Weekly Bond Update: Sanctions don’t deter hungry investors
- Bond investors hunting yield in riskier markets
- Russian bonds finding international buyers
- US rate hike giving a boost to Russian fixed income
on the streets of Moscow. Photo: Shutterstock
By Althea Spinozzi
Ever since December 2015, when the Federal Reserve raised interest rates for the first time since June 2006, investors have been looking at the bond market and worrying that corporate and government spreads would widen.
During this period, emerging market bonds rallied substantially thanks to dovish Fed policies. Now that prices are at their apparent ceiling, everybody is waiting for the bubble to burst as a rate hike could mean that EM companies may not to be able to repay debt issued in USD.
As everybody waits, nothing is happening, and EM companies are not defaulting due to a hawkish Fed but rather because of volatile commodity prices and political tensions.
In a world where finding value is extremely hard and a lot of issuances trade at negative yields, it isn’t difficult to believe that investors have been pushed towards considering riskier assets, riskier countries, and riskier currencies. This is why one shouldn’t be surprised that many have been looking even at government and corporate debt from sanctioned countries such as Russia where higher spreads are offered (especially if one considers local currency notes).
Following the deployment of sanctions by the US and the European Union in 2014, the Russian bond market has not been able to issue the same amount of USD debt as before, pushing companies to use the local (rouble-denominated) capital market for financing.
Regardless, this hasn't deterred international investors from looking into Russian debt.
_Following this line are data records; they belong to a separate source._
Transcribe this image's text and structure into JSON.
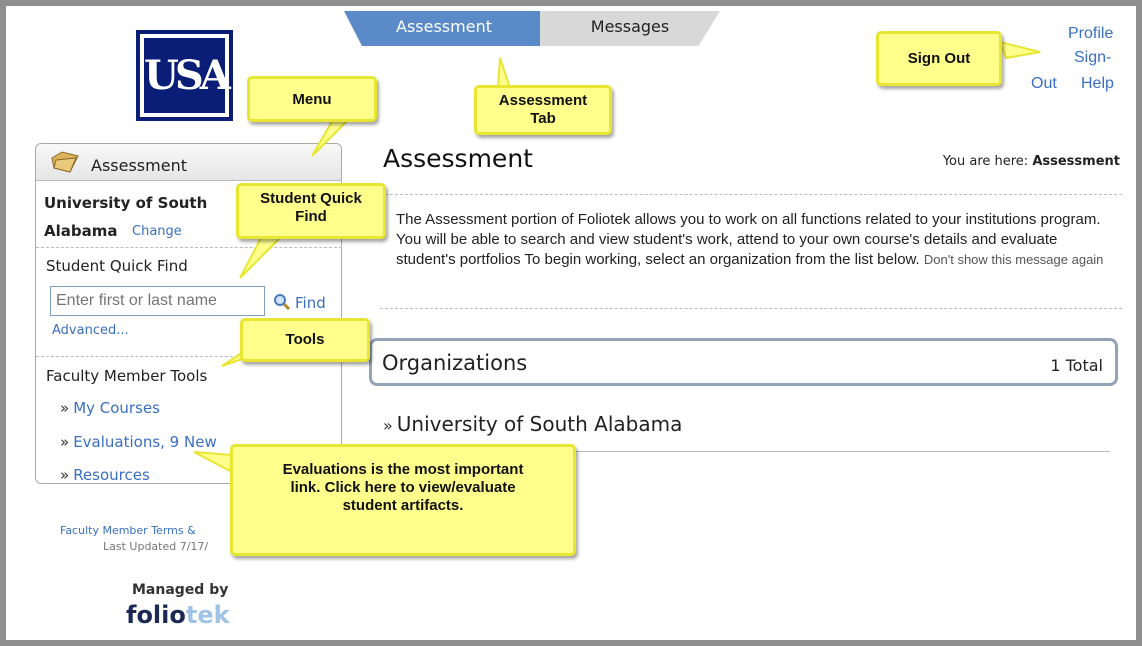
{
  "tabs": {
    "assessment": "Assessment",
    "messages": "Messages"
  },
  "top_links": {
    "profile": "Profile",
    "sign": "Sign-",
    "out": "Out",
    "help": "Help"
  },
  "logo": {
    "text": "USA"
  },
  "sidebar": {
    "title": "Assessment",
    "institution_line1": "University of South",
    "institution_line2": "Alabama",
    "change": "Change",
    "quick_find_label": "Student Quick Find",
    "quick_find_placeholder": "Enter first or last name",
    "find": "Find",
    "advanced": "Advanced...",
    "tools_label": "Faculty Member Tools",
    "tools": [
      "My Courses",
      "Evaluations, 9 New",
      "Resources"
    ]
  },
  "main": {
    "title": "Assessment",
    "breadcrumb_prefix": "You are here:",
    "breadcrumb_current": "Assessment",
    "intro": "The Assessment portion of Foliotek allows you to work on all functions related to your institutions program. You will be able to search and view student's work, attend to your own course's details and evaluate student's portfolios To begin working, select an organization from the list below.",
    "intro_dismiss": "Don't show this message again",
    "organizations_title": "Organizations",
    "organizations_total": "1 Total",
    "organizations": [
      "University of South Alabama"
    ]
  },
  "footer": {
    "terms": "Faculty Member Terms &",
    "updated": "Last Updated 7/17/",
    "managed_by": "Managed by",
    "brand_part1": "folio",
    "brand_part2": "tek"
  },
  "callouts": {
    "sign_out": "Sign Out",
    "menu": "Menu",
    "assessment_tab_1": "Assessment",
    "assessment_tab_2": "Tab",
    "student_quick_find_1": "Student Quick",
    "student_quick_find_2": "Find",
    "tools": "Tools",
    "evaluations_1": "Evaluations is the most important",
    "evaluations_2": "link. Click here to view/evaluate",
    "evaluations_3": "student artifacts."
  },
  "colors": {
    "tab_active": "#5b8ac9",
    "link": "#3a6fc1",
    "callout_fill": "#ffff8c",
    "logo_navy": "#0a1d77"
  }
}
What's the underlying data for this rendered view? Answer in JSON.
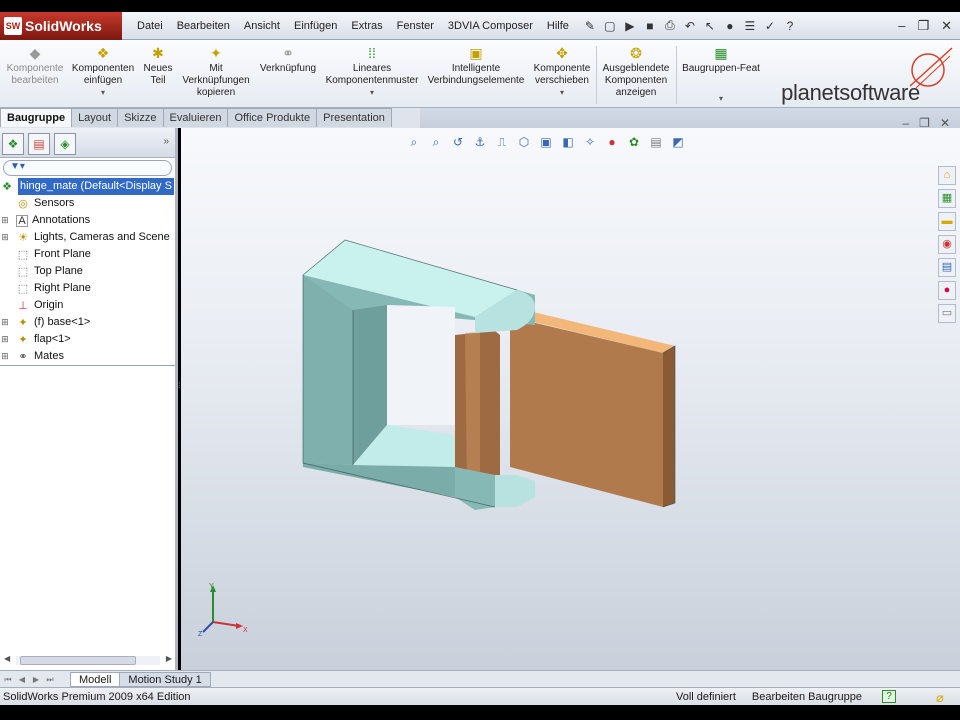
{
  "app": {
    "name": "SolidWorks",
    "logo_mark": "SW"
  },
  "menu": [
    "Datei",
    "Bearbeiten",
    "Ansicht",
    "Einfügen",
    "Extras",
    "Fenster",
    "3DVIA Composer",
    "Hilfe"
  ],
  "ribbon": {
    "buttons": [
      {
        "label": "Komponente bearbeiten",
        "icon": "edit-component-icon",
        "disabled": true
      },
      {
        "label": "Komponenten einfügen",
        "icon": "insert-components-icon",
        "dropdown": true
      },
      {
        "label": "Neues Teil",
        "icon": "new-part-icon"
      },
      {
        "label": "Mit Verknüpfungen kopieren",
        "icon": "copy-with-mates-icon"
      },
      {
        "label": "Verknüpfung",
        "icon": "mate-icon"
      },
      {
        "label": "Lineares Komponentenmuster",
        "icon": "linear-pattern-icon",
        "dropdown": true
      },
      {
        "label": "Intelligente Verbindungselemente",
        "icon": "smart-fasteners-icon"
      },
      {
        "label": "Komponente verschieben",
        "icon": "move-component-icon",
        "dropdown": true
      },
      {
        "label": "Ausgeblendete Komponenten anzeigen",
        "icon": "show-hidden-icon"
      },
      {
        "label": "Baugruppen-Feat",
        "icon": "assembly-features-icon",
        "dropdown": true
      }
    ],
    "brand": "planetsoftware"
  },
  "tabs": [
    "Baugruppe",
    "Layout",
    "Skizze",
    "Evaluieren",
    "Office Produkte",
    "Presentation"
  ],
  "active_tab": "Baugruppe",
  "tree": {
    "root": "hinge_mate  (Default<Display S",
    "items": [
      {
        "label": "Sensors",
        "icon": "sensor-icon",
        "expandable": false
      },
      {
        "label": "Annotations",
        "icon": "annotations-icon",
        "expandable": true
      },
      {
        "label": "Lights, Cameras and Scene",
        "icon": "lights-icon",
        "expandable": true
      },
      {
        "label": "Front Plane",
        "icon": "plane-icon",
        "expandable": false
      },
      {
        "label": "Top Plane",
        "icon": "plane-icon",
        "expandable": false
      },
      {
        "label": "Right Plane",
        "icon": "plane-icon",
        "expandable": false
      },
      {
        "label": "Origin",
        "icon": "origin-icon",
        "expandable": false
      },
      {
        "label": "(f) base<1>",
        "icon": "part-icon",
        "expandable": true
      },
      {
        "label": "flap<1>",
        "icon": "part-icon",
        "expandable": true
      },
      {
        "label": "Mates",
        "icon": "mates-icon",
        "expandable": true
      }
    ]
  },
  "bottom_tabs": [
    "Modell",
    "Motion Study 1"
  ],
  "active_bottom_tab": "Modell",
  "status": {
    "edition": "SolidWorks Premium 2009 x64 Edition",
    "state": "Voll definiert",
    "mode": "Bearbeiten Baugruppe"
  },
  "colors": {
    "base_part": "#a9dcd8",
    "flap_part": "#b07a4c",
    "selection": "#3169c6",
    "title_red": "#b32016"
  }
}
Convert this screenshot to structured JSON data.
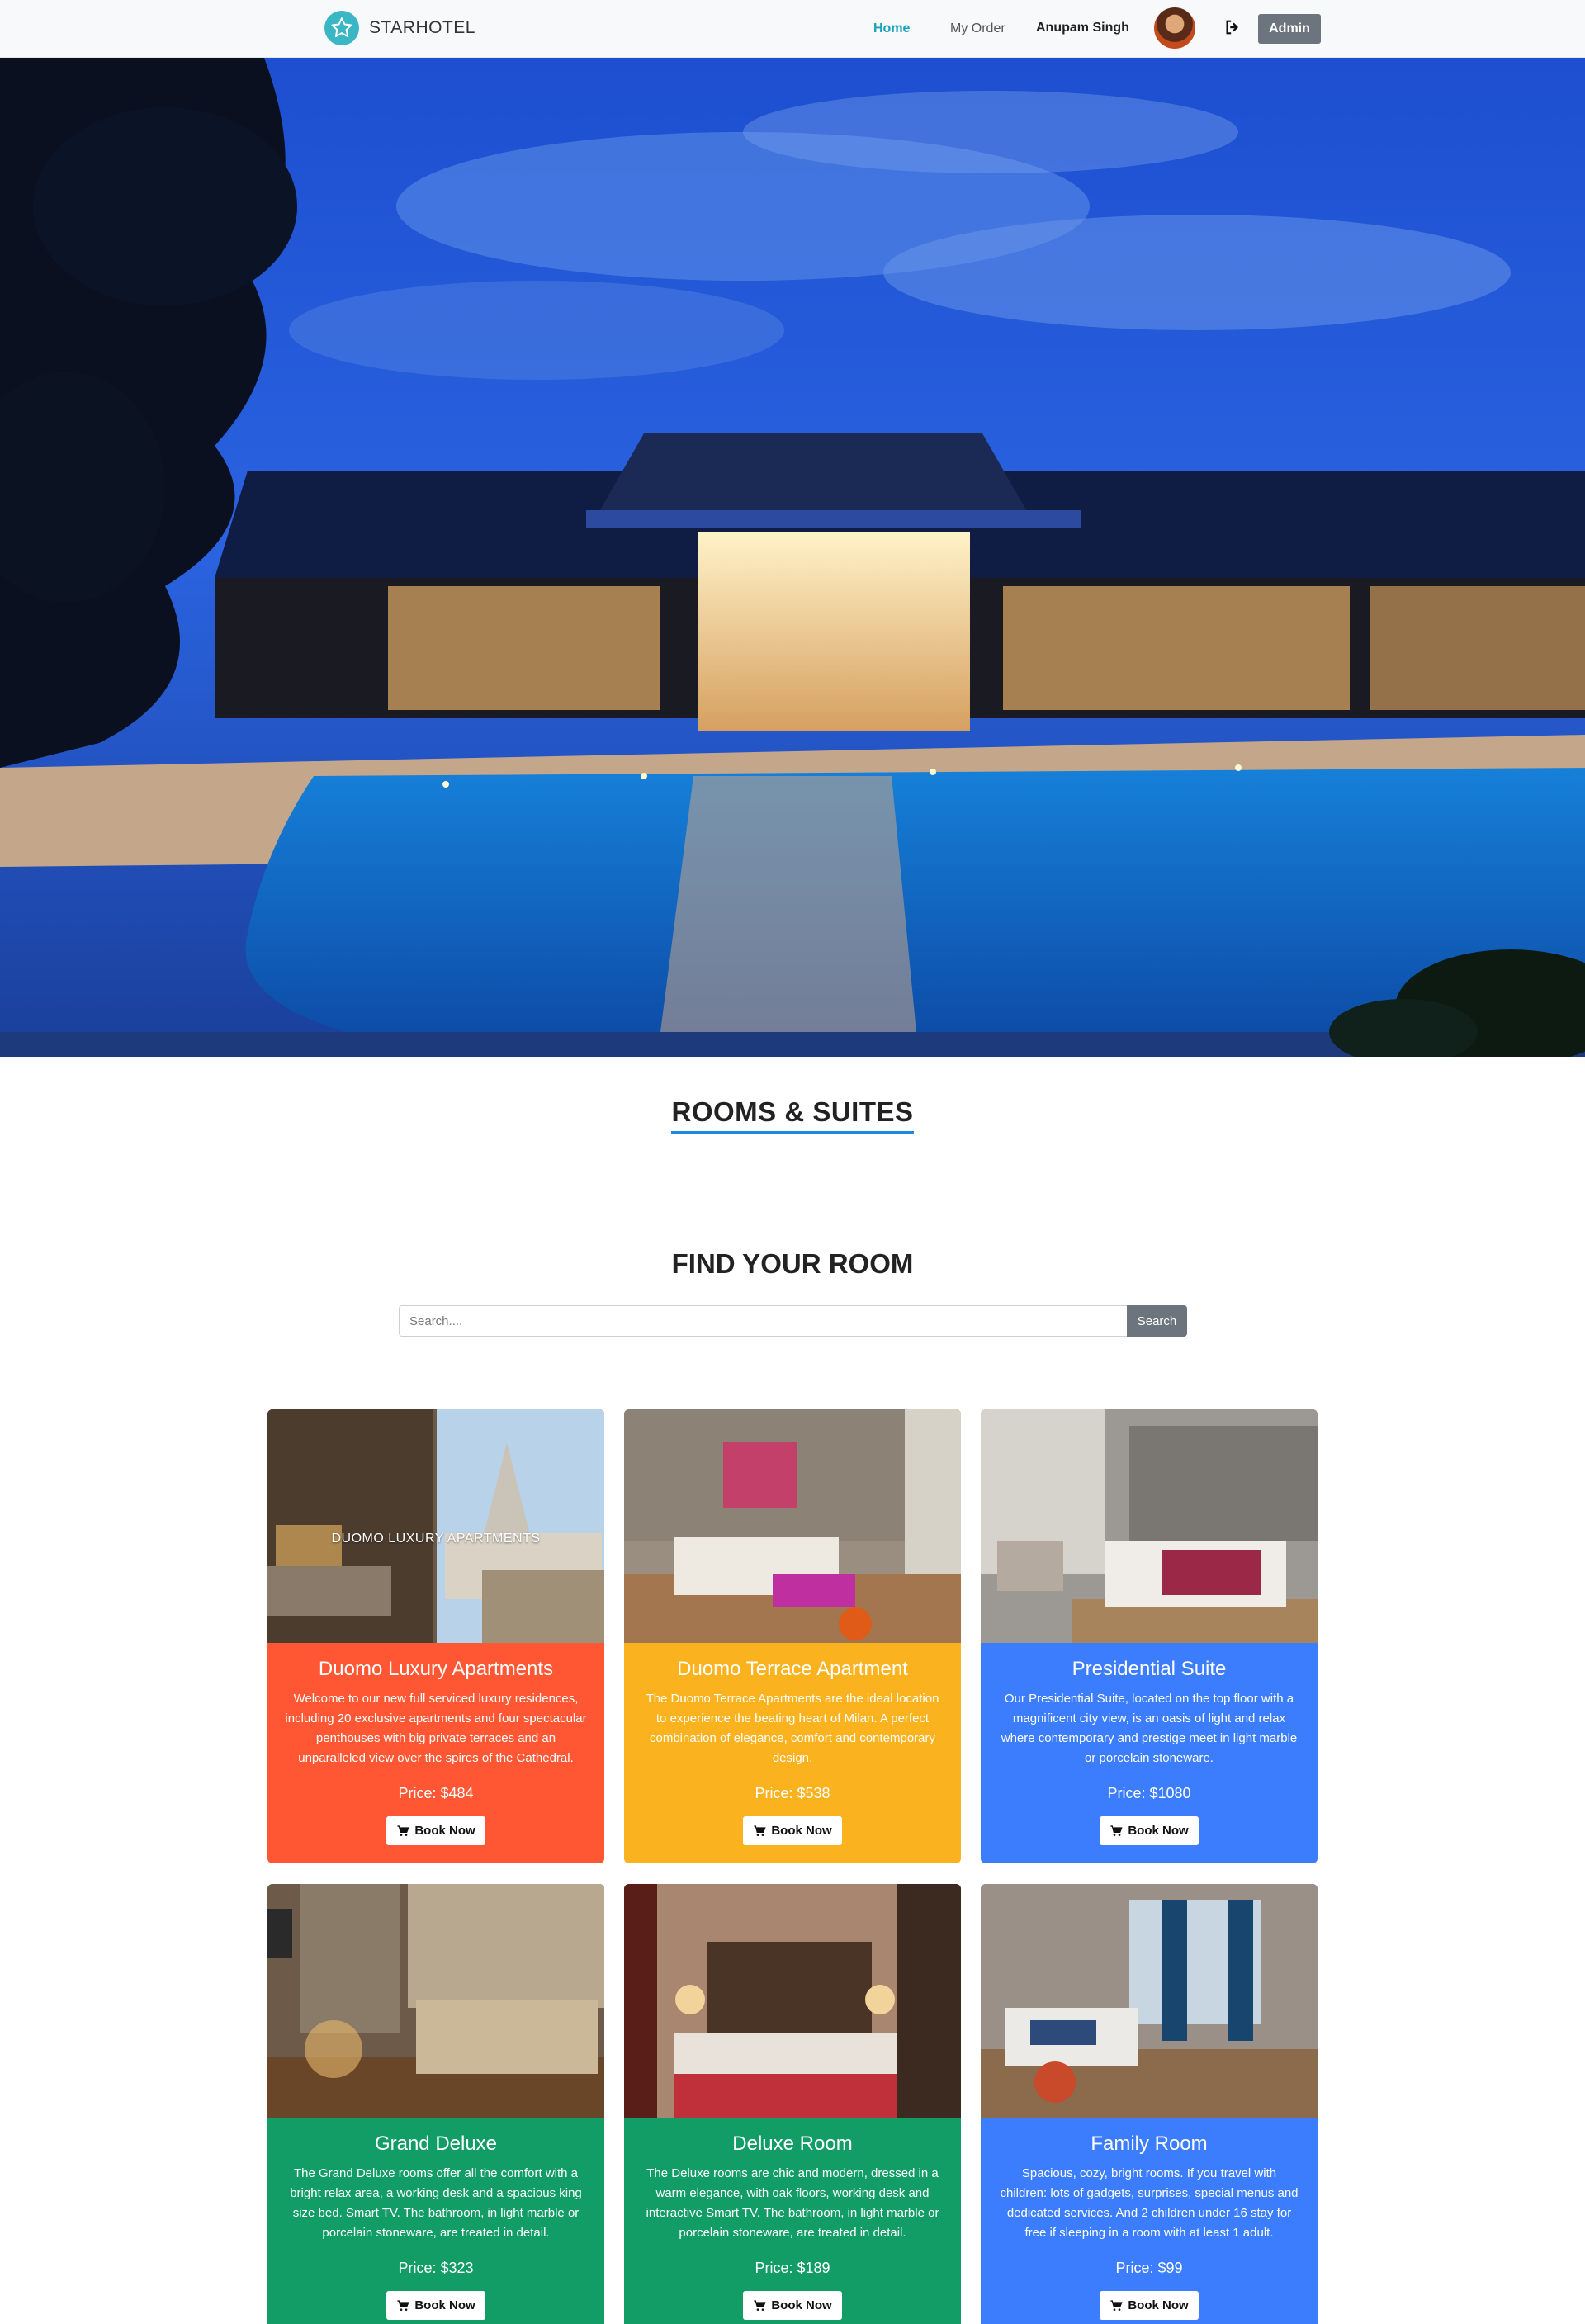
{
  "nav": {
    "brand": "STARHOTEL",
    "home": "Home",
    "my_order": "My Order",
    "user_name": "Anupam Singh",
    "admin": "Admin"
  },
  "rooms_title": "ROOMS & SUITES",
  "find_title": "FIND YOUR ROOM",
  "search": {
    "placeholder": "Search....",
    "button": "Search"
  },
  "rooms": [
    {
      "name": "Duomo Luxury Apartments",
      "image_caption": "DUOMO LUXURY APARTMENTS",
      "description": "Welcome to our new full serviced luxury residences, including 20 exclusive apartments and four spectacular penthouses with big private terraces and an unparalleled view over the spires of the Cathedral.",
      "price": "Price: $484",
      "button": "Book Now",
      "color": "#ff5733"
    },
    {
      "name": "Duomo Terrace Apartment",
      "description": "The Duomo Terrace Apartments are the ideal location to experience the beating heart of Milan. A perfect combination of elegance, comfort and contemporary design.",
      "price": "Price: $538",
      "button": "Book Now",
      "color": "#fbb21f"
    },
    {
      "name": "Presidential Suite",
      "description": "Our Presidential Suite, located on the top floor with a magnificent city view, is an oasis of light and relax where contemporary and prestige meet in light marble or porcelain stoneware.",
      "price": "Price: $1080",
      "button": "Book Now",
      "color": "#3b7dfd"
    },
    {
      "name": "Grand Deluxe",
      "description": "The Grand Deluxe rooms offer all the comfort with a bright relax area, a working desk and a spacious king size bed. Smart TV. The bathroom, in light marble or porcelain stoneware, are treated in detail.",
      "price": "Price: $323",
      "button": "Book Now",
      "color": "#129d66"
    },
    {
      "name": "Deluxe Room",
      "description": "The Deluxe rooms are chic and modern, dressed in a warm elegance, with oak floors, working desk and interactive Smart TV. The bathroom, in light marble or porcelain stoneware, are treated in detail.",
      "price": "Price: $189",
      "button": "Book Now",
      "color": "#129d66"
    },
    {
      "name": "Family Room",
      "description": "Spacious, cozy, bright rooms. If you travel with children: lots of gadgets, surprises, special menus and dedicated services. And 2 children under 16 stay for free if sleeping in a room with at least 1 adult.",
      "price": "Price: $99",
      "button": "Book Now",
      "color": "#3b7dfd"
    }
  ]
}
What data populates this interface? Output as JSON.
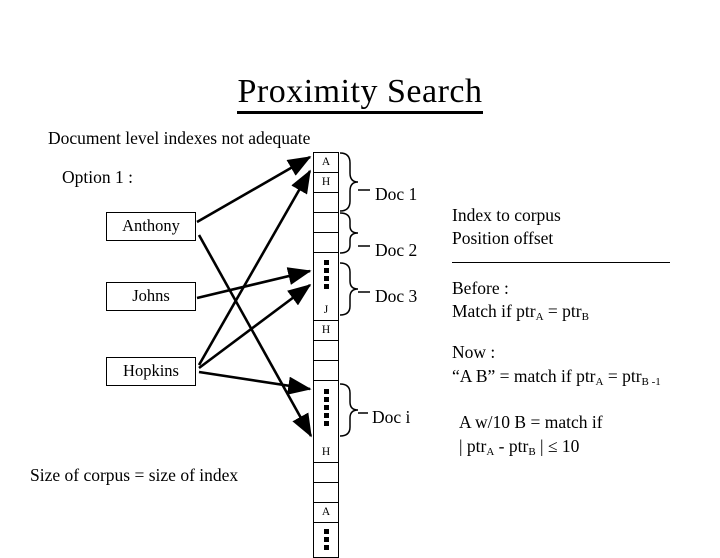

In the corporate bond world, there have been new issuances in telecommunications, consumer staples, real estate, and much more.
Russian Railways, for instance, tapped the market last week with a RUB 15bn offering (whose seven-year bond was oversubscribed two times).
According to Bloomberg, 60% of the issue was bought by Russian investors but a big part of it was placed among UK investors (31%).
Limited access to the international market didn’t deter Russian companies from issuing debt to fund tenders and to extend maturities whenever they could. A good example is the bond issuance of $500 million in seven-year Novolipetsk bonds. Novolipetsk used the raised funds to buy back $317m in Eurobonds maturing in 2018 and 2019 at $1,017.5 and $1,053.75 per unit respectively.
On another note, Nostrum Oil & Gas issued $725m in new notes this past July this year, and these were mostly allocated among international investors. According to Bloomberg, 40% were allocated in the United States, 39% in the UK, and 16% in continental Europe with global asset managers, investment funds banks, pension funds, and insurance companies among the buyers.
This shows that there is appetite for Russian risk and that as soon as sanctions are eased, Russian corporate debt will be well-received abroad. Foreign debt is of vital importance for certain issuers as a large part of their revenues are in US dollars; this is particularly true for companies in metals and mining, chemicals, and oil and gas.
Russia always seems to play the villain in Hollywood, but should investors really be scared of Russian bonds? The reality is that if you like emerging markets but are worried about higher US inflation, the Russian bond market may offer interesting solutions as it’s less correlated to US rates compared to many other geographical areas.
Why is this? The primary reason is that Russia is always actively looking for ways to be independent from the West. This is the main reason why the country's central bank looked to further increase its gold reserves after sanctions were imposed in 2014... it did not want to find itself dependent on foreign currencies such as USD.
At the moment Russia is currently one of the world’s largest holders of bullion, making it less vulnerable to political and economic uncertainties in the US.
Another factor that plays to Russia's advantage is the growing relationship between Moscow and Beijing. Last month, CEFC China Energy bought 14.16% of Rosneft, lending credence to the idea that the relationship between two of the world’s biggest producers and consumers of energy is strengthening.
Chinese investments mean that Russia is increasingly independent of US and European investors.
Russia may be rough around the edges, but it is not foolish... and investors know it. That’s why they eagerly participate whenever there is a new Russian government bond issuance, and especially if it is in USD.
Last month’s 30-year Eurobond issue was mainly allocated to the UK and US markets. High demand compresses Russian yields, and this is why the Russian 10-year government bond yields are currently trading at 2013 levels (i.e. before the annexation of Crimea), signaling that Russia is overbought.
Many investors think that it is about time to sell Russia, but with the US rate hike looming on the background and low yields everywhere in the developed and emerging worlds, the real question is: where else one can find value?